Fun analysis John. As I have vastly more experience with boats than
airplanes, I'd like to point out another fact about steering. Rudders are
utterly worthless if you are not moving or if you don't have water flow
going over the rudder. Some of this can come from the ship screws (props).
But the point is that rudders (and to some extent a keel) doesn't do much
unless the boat is already moving. That makes steering even more
unintuitive. Obviously, this issue doesn't turn on at some speed but
changes with speed from zero steering to more and more useful steering

Another issue is prop-walk. If there are two screws that are counter
rotating this is less of an issue, but you get an additional vector thrown
into the mix from the "paddle wheel" behavior of props. Not only does a
prop thrust water backwards, it also provides a sideways force (I've seen
this in aircraft prop wash as well). This force can be welcome when going
into or out of a dock, it can also be very annoying. For larger sailboats
this is an issue that all skippers must adjust for when docking or
undocking and is part of standard training for any captain.
- - - -
John E. Sohl, Ph.D.
WSU Brady Presidential Distinguished Professor of Physics
Weber State University
1415 Edvalson St., Dept 2508
Ogden, UT 84408-2508

Office: TY 326
Office phone: (801) 626-7907
cell: (801) 476-0589 (Text me, I don't answer the phone if you are not in
my contacts.)

3) One annoying thing about steering a boat is that in the classical
arrangement, you don't have a way of pushing the bow in the direction
you want to turn. Instead you use the rudder to push the stern in the
direction you /don't/ want to go.

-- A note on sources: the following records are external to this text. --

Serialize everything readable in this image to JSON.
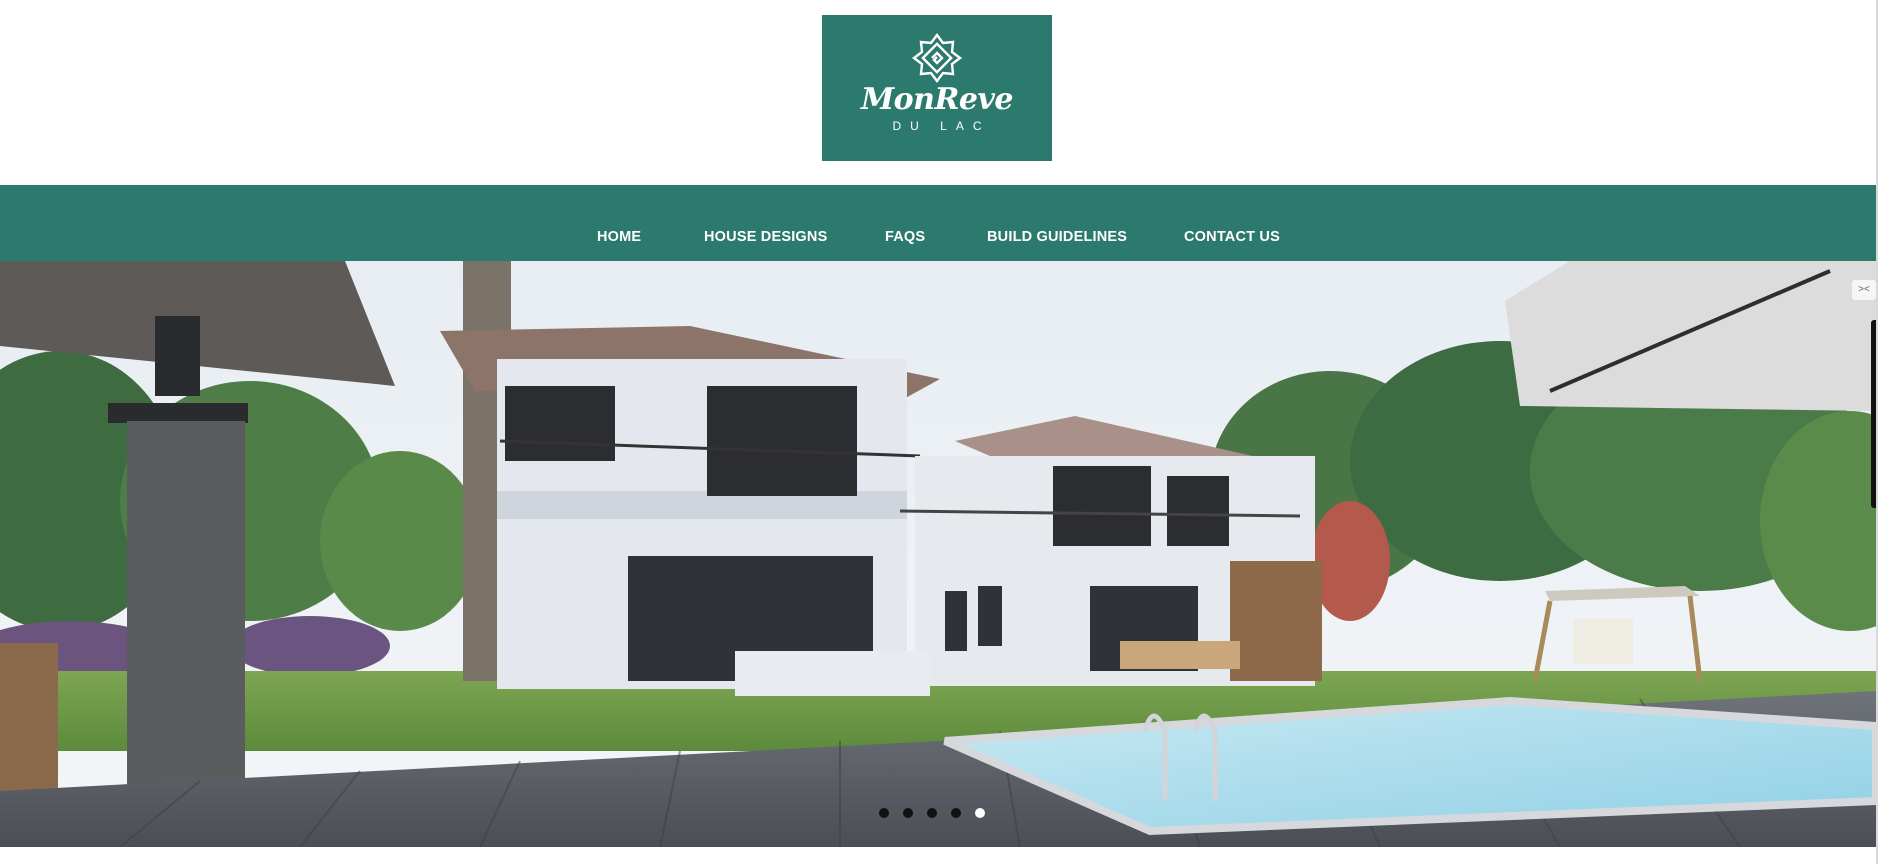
{
  "brand": {
    "name": "MonReve",
    "subtitle": "DU LAC",
    "color": "#2c7a6e"
  },
  "nav": {
    "items": [
      {
        "label": "HOME"
      },
      {
        "label": "HOUSE DESIGNS"
      },
      {
        "label": "FAQS"
      },
      {
        "label": "BUILD GUIDELINES"
      },
      {
        "label": "CONTACT US"
      }
    ]
  },
  "hero": {
    "slide_count": 5,
    "active_slide": 5,
    "expand_glyph": "><"
  },
  "icons": [
    "logo-emblem-icon",
    "expand-icon"
  ]
}
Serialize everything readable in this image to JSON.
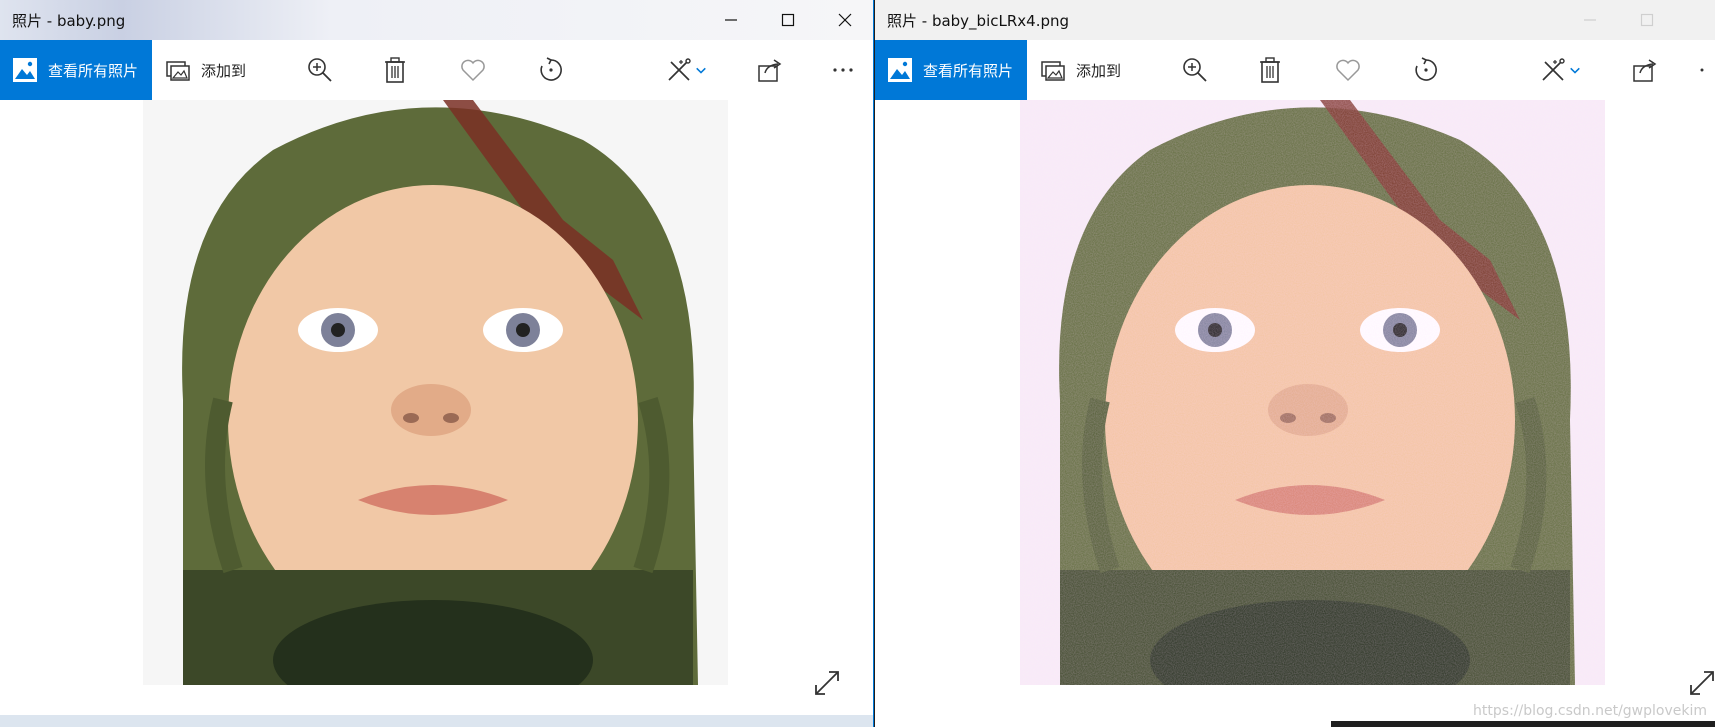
{
  "left_window": {
    "title": "照片 - baby.png",
    "toolbar": {
      "see_all_label": "查看所有照片",
      "add_to_label": "添加到"
    }
  },
  "right_window": {
    "title": "照片 - baby_bicLRx4.png",
    "toolbar": {
      "see_all_label": "查看所有照片",
      "add_to_label": "添加到"
    }
  },
  "watermark": "https://blog.csdn.net/gwplovekim",
  "colors": {
    "accent": "#0078d7",
    "icon": "#333333",
    "favorite_disabled": "#999999"
  }
}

As long as the angles are small and the off-course distance is small,
this is only a minor annoyance. OTOH it also means there is a coffin
corner; that is, if the boat is too far outside the envelope, trying
to fix it just makes things worse. You have to proactively stay out
of such situations.